Every line in the entries where "person" is found should be copied.

*** RAW DATA ***

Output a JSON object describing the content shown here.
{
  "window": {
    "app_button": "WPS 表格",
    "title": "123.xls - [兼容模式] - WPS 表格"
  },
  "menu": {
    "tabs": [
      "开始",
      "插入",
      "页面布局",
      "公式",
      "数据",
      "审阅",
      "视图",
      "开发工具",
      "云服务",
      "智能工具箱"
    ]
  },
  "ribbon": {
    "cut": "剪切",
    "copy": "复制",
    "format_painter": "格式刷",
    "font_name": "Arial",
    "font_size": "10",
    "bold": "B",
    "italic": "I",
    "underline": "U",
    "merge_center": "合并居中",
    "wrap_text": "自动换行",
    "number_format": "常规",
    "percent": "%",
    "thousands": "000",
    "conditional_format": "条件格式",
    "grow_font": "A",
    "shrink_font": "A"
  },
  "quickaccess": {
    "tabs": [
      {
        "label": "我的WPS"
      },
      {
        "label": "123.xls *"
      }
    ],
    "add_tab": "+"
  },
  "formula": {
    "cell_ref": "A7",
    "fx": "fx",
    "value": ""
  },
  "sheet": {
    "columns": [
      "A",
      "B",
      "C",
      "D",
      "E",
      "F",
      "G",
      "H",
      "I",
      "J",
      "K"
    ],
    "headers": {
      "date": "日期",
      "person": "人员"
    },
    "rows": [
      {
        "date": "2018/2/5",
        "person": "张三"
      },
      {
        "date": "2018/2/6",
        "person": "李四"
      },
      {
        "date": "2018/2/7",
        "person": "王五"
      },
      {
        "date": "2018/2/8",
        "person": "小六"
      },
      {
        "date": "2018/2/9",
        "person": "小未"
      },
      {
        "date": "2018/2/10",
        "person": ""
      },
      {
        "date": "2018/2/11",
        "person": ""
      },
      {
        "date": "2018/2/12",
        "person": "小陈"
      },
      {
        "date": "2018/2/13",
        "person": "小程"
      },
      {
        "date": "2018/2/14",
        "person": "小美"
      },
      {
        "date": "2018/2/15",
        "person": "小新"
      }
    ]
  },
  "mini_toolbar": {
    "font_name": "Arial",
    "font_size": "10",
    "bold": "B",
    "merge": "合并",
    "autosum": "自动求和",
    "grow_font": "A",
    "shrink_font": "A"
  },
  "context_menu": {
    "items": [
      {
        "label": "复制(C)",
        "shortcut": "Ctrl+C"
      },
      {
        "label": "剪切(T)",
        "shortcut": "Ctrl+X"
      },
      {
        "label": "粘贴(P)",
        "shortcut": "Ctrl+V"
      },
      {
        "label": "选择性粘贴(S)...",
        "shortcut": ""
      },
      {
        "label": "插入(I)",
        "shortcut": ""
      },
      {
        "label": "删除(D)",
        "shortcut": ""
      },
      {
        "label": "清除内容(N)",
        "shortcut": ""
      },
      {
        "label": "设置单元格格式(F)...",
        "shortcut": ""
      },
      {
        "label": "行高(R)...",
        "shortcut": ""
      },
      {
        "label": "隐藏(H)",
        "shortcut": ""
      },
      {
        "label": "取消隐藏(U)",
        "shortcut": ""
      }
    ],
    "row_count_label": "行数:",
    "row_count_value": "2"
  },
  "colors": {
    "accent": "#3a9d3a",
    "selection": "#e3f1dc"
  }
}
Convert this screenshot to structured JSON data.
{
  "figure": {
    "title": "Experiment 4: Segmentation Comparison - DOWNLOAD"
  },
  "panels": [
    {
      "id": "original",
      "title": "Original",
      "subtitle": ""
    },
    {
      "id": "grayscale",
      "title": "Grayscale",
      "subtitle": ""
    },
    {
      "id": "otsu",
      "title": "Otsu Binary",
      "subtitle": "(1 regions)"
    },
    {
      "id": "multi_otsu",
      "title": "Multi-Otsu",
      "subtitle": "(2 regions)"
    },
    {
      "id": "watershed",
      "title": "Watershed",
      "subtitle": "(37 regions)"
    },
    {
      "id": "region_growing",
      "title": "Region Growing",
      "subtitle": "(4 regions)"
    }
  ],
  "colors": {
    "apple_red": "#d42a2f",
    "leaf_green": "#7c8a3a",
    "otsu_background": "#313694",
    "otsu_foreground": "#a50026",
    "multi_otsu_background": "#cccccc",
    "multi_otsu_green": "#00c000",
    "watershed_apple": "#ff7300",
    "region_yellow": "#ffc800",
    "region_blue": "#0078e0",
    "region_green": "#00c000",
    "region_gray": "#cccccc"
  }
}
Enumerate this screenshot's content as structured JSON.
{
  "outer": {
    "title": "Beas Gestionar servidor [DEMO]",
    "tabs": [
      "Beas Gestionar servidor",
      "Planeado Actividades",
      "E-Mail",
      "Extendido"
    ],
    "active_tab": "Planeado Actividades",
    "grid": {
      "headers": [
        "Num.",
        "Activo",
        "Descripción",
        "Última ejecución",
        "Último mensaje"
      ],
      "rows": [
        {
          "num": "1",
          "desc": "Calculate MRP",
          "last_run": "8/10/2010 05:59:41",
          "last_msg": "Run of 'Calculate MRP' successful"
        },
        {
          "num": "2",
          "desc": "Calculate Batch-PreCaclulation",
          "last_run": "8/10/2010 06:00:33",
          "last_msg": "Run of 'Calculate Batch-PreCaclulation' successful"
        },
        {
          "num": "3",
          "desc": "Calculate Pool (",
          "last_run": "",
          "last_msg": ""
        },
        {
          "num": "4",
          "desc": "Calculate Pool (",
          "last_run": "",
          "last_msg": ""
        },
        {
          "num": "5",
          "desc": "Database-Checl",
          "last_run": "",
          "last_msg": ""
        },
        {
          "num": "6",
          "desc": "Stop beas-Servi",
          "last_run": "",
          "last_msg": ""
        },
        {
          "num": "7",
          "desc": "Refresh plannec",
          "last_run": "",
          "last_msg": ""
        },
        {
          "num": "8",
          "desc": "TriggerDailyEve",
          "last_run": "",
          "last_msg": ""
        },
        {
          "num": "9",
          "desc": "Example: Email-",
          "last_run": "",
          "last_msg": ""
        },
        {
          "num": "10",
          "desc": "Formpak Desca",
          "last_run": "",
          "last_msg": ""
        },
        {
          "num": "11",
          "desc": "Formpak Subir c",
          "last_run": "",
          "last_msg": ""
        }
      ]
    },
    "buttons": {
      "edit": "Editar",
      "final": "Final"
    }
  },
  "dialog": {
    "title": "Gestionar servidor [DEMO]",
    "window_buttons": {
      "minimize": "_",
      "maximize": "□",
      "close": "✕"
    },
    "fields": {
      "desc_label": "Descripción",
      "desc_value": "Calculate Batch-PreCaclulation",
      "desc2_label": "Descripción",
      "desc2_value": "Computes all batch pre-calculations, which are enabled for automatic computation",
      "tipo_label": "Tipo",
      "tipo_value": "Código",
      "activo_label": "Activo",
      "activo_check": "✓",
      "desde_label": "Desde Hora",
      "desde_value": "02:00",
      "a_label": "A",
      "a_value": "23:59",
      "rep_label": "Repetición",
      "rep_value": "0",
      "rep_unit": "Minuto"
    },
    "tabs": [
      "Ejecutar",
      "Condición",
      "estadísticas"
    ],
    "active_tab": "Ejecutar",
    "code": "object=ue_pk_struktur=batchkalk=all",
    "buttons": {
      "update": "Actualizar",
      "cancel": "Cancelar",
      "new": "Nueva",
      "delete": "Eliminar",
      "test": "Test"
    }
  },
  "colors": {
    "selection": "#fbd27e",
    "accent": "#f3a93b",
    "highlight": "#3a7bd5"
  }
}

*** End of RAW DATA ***

*YOUR SOLUTION*
      "person": "人员"
        "person": "张三"
        "person": "李四"
        "person": "王五"
        "person": "小六"
        "person": "小未"
        "person": ""
        "person": ""
        "person": "小陈"
        "person": "小程"
        "person": "小美"
        "person": "小新"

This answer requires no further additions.